▶ [Your task]:
Write out each entry again. Keep every word exactly as it is.

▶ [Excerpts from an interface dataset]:
==================================================

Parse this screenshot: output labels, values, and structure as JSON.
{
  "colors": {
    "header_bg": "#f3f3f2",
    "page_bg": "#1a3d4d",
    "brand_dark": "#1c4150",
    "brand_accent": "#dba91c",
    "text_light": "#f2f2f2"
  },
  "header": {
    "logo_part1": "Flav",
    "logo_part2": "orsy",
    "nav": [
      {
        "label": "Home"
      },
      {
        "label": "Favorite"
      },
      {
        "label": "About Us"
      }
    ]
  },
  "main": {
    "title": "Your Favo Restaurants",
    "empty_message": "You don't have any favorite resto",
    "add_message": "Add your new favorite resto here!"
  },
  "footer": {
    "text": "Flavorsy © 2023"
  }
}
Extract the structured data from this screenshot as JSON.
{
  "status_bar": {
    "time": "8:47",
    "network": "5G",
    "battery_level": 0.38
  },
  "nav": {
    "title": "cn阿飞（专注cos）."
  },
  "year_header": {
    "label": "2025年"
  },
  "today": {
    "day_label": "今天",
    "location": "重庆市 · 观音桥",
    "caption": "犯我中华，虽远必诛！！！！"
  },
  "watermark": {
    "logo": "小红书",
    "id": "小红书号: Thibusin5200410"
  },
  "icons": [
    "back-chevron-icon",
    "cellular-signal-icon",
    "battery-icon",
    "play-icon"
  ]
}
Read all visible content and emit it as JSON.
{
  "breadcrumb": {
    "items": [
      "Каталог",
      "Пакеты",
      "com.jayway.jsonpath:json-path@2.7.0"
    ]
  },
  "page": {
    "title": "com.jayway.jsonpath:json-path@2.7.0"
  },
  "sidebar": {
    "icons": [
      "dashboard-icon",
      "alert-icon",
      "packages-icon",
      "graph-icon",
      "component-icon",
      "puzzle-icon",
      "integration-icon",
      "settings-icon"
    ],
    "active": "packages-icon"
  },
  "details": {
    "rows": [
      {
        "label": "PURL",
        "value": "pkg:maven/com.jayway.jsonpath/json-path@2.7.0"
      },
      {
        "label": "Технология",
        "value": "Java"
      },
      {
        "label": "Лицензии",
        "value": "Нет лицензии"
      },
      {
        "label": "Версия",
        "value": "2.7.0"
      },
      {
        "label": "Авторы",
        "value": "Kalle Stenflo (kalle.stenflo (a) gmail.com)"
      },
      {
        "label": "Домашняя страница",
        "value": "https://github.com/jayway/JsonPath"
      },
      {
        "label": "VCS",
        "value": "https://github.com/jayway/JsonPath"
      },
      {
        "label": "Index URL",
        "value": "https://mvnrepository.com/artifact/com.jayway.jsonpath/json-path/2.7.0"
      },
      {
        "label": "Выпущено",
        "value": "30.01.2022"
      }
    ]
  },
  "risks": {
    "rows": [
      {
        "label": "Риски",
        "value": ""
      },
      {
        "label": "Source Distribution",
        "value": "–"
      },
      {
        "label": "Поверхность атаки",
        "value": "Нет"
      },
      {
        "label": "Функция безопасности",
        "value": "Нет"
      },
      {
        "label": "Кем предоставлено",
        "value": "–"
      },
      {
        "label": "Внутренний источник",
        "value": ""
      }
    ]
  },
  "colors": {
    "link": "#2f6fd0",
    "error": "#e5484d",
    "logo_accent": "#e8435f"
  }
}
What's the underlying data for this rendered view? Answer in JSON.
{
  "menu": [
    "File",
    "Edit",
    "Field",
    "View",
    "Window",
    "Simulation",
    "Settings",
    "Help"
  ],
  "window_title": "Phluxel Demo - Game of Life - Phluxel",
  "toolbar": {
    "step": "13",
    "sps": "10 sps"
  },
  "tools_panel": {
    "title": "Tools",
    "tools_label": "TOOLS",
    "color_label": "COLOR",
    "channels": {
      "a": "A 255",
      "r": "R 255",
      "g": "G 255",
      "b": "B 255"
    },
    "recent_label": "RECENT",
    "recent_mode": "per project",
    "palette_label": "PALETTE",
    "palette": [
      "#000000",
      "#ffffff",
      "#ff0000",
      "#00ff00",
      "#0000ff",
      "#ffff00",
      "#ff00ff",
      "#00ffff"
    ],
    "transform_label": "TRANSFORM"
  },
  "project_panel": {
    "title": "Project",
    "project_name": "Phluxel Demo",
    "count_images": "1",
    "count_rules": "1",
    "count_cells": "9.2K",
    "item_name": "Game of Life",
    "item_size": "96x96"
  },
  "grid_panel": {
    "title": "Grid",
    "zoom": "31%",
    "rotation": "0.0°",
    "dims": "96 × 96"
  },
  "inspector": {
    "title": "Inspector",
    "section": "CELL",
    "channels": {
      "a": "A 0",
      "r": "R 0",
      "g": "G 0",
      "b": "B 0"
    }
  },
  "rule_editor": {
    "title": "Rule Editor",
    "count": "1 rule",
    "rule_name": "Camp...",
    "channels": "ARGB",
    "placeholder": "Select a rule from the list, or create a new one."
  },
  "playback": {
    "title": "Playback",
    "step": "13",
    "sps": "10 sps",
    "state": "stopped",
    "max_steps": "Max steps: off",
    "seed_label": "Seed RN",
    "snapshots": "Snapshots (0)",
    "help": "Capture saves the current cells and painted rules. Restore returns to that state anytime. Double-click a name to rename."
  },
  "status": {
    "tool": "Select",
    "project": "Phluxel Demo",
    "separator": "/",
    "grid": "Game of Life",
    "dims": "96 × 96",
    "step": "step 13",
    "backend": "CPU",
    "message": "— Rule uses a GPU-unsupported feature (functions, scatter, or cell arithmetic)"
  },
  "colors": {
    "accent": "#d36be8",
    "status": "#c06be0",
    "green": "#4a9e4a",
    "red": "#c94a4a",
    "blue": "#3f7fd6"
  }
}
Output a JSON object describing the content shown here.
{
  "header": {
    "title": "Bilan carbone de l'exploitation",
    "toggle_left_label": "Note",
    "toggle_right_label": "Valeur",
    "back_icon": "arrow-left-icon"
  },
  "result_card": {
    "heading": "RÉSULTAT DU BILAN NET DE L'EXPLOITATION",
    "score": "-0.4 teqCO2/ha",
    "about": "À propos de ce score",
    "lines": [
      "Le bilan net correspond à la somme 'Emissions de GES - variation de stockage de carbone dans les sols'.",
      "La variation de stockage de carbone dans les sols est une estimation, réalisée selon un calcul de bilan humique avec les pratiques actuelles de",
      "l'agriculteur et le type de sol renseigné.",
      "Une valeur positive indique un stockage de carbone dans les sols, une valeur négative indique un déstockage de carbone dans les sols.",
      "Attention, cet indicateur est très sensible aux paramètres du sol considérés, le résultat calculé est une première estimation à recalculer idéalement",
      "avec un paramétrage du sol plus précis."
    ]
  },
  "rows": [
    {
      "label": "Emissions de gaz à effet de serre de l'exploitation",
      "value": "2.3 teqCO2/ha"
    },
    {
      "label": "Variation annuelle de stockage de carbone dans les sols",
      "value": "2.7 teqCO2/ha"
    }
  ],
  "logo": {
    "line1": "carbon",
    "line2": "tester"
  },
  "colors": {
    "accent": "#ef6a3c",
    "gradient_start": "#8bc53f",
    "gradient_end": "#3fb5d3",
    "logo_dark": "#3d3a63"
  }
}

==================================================

▶ [Solution below]:
Parse this screenshot: output labels, values, and structure as JSON.
{
  "colors": {
    "header_bg": "#f3f3f2",
    "page_bg": "#1a3d4d",
    "brand_dark": "#1c4150",
    "brand_accent": "#dba91c",
    "text_light": "#f2f2f2"
  },
  "header": {
    "logo_part1": "Flav",
    "logo_part2": "orsy",
    "nav": [
      {
        "label": "Home"
      },
      {
        "label": "Favorite"
      },
      {
        "label": "About Us"
      }
    ]
  },
  "main": {
    "title": "Your Favo Restaurants",
    "empty_message": "You don't have any favorite resto",
    "add_message": "Add your new favorite resto here!"
  },
  "footer": {
    "text": "Flavorsy © 2023"
  }
}
Extract the structured data from this screenshot as JSON.
{
  "status_bar": {
    "time": "8:47",
    "network": "5G",
    "battery_level": 0.38
  },
  "nav": {
    "title": "cn阿飞（专注cos）."
  },
  "year_header": {
    "label": "2025年"
  },
  "today": {
    "day_label": "今天",
    "location": "重庆市 · 观音桥",
    "caption": "犯我中华，虽远必诛！！！！"
  },
  "watermark": {
    "logo": "小红书",
    "id": "小红书号: Thibusin5200410"
  },
  "icons": [
    "back-chevron-icon",
    "cellular-signal-icon",
    "battery-icon",
    "play-icon"
  ]
}
Read all visible content and emit it as JSON.
{
  "breadcrumb": {
    "items": [
      "Каталог",
      "Пакеты",
      "com.jayway.jsonpath:json-path@2.7.0"
    ]
  },
  "page": {
    "title": "com.jayway.jsonpath:json-path@2.7.0"
  },
  "sidebar": {
    "icons": [
      "dashboard-icon",
      "alert-icon",
      "packages-icon",
      "graph-icon",
      "component-icon",
      "puzzle-icon",
      "integration-icon",
      "settings-icon"
    ],
    "active": "packages-icon"
  },
  "details": {
    "rows": [
      {
        "label": "PURL",
        "value": "pkg:maven/com.jayway.jsonpath/json-path@2.7.0"
      },
      {
        "label": "Технология",
        "value": "Java"
      },
      {
        "label": "Лицензии",
        "value": "Нет лицензии"
      },
      {
        "label": "Версия",
        "value": "2.7.0"
      },
      {
        "label": "Авторы",
        "value": "Kalle Stenflo (kalle.stenflo (a) gmail.com)"
      },
      {
        "label": "Домашняя страница",
        "value": "https://github.com/jayway/JsonPath"
      },
      {
        "label": "VCS",
        "value": "https://github.com/jayway/JsonPath"
      },
      {
        "label": "Index URL",
        "value": "https://mvnrepository.com/artifact/com.jayway.jsonpath/json-path/2.7.0"
      },
      {
        "label": "Выпущено",
        "value": "30.01.2022"
      }
    ]
  },
  "risks": {
    "rows": [
      {
        "label": "Риски",
        "value": ""
      },
      {
        "label": "Source Distribution",
        "value": "–"
      },
      {
        "label": "Поверхность атаки",
        "value": "Нет"
      },
      {
        "label": "Функция безопасности",
        "value": "Нет"
      },
      {
        "label": "Кем предоставлено",
        "value": "–"
      },
      {
        "label": "Внутренний источник",
        "value": ""
      }
    ]
  },
  "colors": {
    "link": "#2f6fd0",
    "error": "#e5484d",
    "logo_accent": "#e8435f"
  }
}
What's the underlying data for this rendered view? Answer in JSON.
{
  "menu": [
    "File",
    "Edit",
    "Field",
    "View",
    "Window",
    "Simulation",
    "Settings",
    "Help"
  ],
  "window_title": "Phluxel Demo - Game of Life - Phluxel",
  "toolbar": {
    "step": "13",
    "sps": "10 sps"
  },
  "tools_panel": {
    "title": "Tools",
    "tools_label": "TOOLS",
    "color_label": "COLOR",
    "channels": {
      "a": "A 255",
      "r": "R 255",
      "g": "G 255",
      "b": "B 255"
    },
    "recent_label": "RECENT",
    "recent_mode": "per project",
    "palette_label": "PALETTE",
    "palette": [
      "#000000",
      "#ffffff",
      "#ff0000",
      "#00ff00",
      "#0000ff",
      "#ffff00",
      "#ff00ff",
      "#00ffff"
    ],
    "transform_label": "TRANSFORM"
  },
  "project_panel": {
    "title": "Project",
    "project_name": "Phluxel Demo",
    "count_images": "1",
    "count_rules": "1",
    "count_cells": "9.2K",
    "item_name": "Game of Life",
    "item_size": "96x96"
  },
  "grid_panel": {
    "title": "Grid",
    "zoom": "31%",
    "rotation": "0.0°",
    "dims": "96 × 96"
  },
  "inspector": {
    "title": "Inspector",
    "section": "CELL",
    "channels": {
      "a": "A 0",
      "r": "R 0",
      "g": "G 0",
      "b": "B 0"
    }
  },
  "rule_editor": {
    "title": "Rule Editor",
    "count": "1 rule",
    "rule_name": "Camp...",
    "channels": "ARGB",
    "placeholder": "Select a rule from the list, or create a new one."
  },
  "playback": {
    "title": "Playback",
    "step": "13",
    "sps": "10 sps",
    "state": "stopped",
    "max_steps": "Max steps: off",
    "seed_label": "Seed RN",
    "snapshots": "Snapshots (0)",
    "help": "Capture saves the current cells and painted rules. Restore returns to that state anytime. Double-click a name to rename."
  },
  "status": {
    "tool": "Select",
    "project": "Phluxel Demo",
    "separator": "/",
    "grid": "Game of Life",
    "dims": "96 × 96",
    "step": "step 13",
    "backend": "CPU",
    "message": "— Rule uses a GPU-unsupported feature (functions, scatter, or cell arithmetic)"
  },
  "colors": {
    "accent": "#d36be8",
    "status": "#c06be0",
    "green": "#4a9e4a",
    "red": "#c94a4a",
    "blue": "#3f7fd6"
  }
}
Output a JSON object describing the content shown here.
{
  "header": {
    "title": "Bilan carbone de l'exploitation",
    "toggle_left_label": "Note",
    "toggle_right_label": "Valeur",
    "back_icon": "arrow-left-icon"
  },
  "result_card": {
    "heading": "RÉSULTAT DU BILAN NET DE L'EXPLOITATION",
    "score": "-0.4 teqCO2/ha",
    "about": "À propos de ce score",
    "lines": [
      "Le bilan net correspond à la somme 'Emissions de GES - variation de stockage de carbone dans les sols'.",
      "La variation de stockage de carbone dans les sols est une estimation, réalisée selon un calcul de bilan humique avec les pratiques actuelles de",
      "l'agriculteur et le type de sol renseigné.",
      "Une valeur positive indique un stockage de carbone dans les sols, une valeur négative indique un déstockage de carbone dans les sols.",
      "Attention, cet indicateur est très sensible aux paramètres du sol considérés, le résultat calculé est une première estimation à recalculer idéalement",
      "avec un paramétrage du sol plus précis."
    ]
  },
  "rows": [
    {
      "label": "Emissions de gaz à effet de serre de l'exploitation",
      "value": "2.3 teqCO2/ha"
    },
    {
      "label": "Variation annuelle de stockage de carbone dans les sols",
      "value": "2.7 teqCO2/ha"
    }
  ],
  "logo": {
    "line1": "carbon",
    "line2": "tester"
  },
  "colors": {
    "accent": "#ef6a3c",
    "gradient_start": "#8bc53f",
    "gradient_end": "#3fb5d3",
    "logo_dark": "#3d3a63"
  }
}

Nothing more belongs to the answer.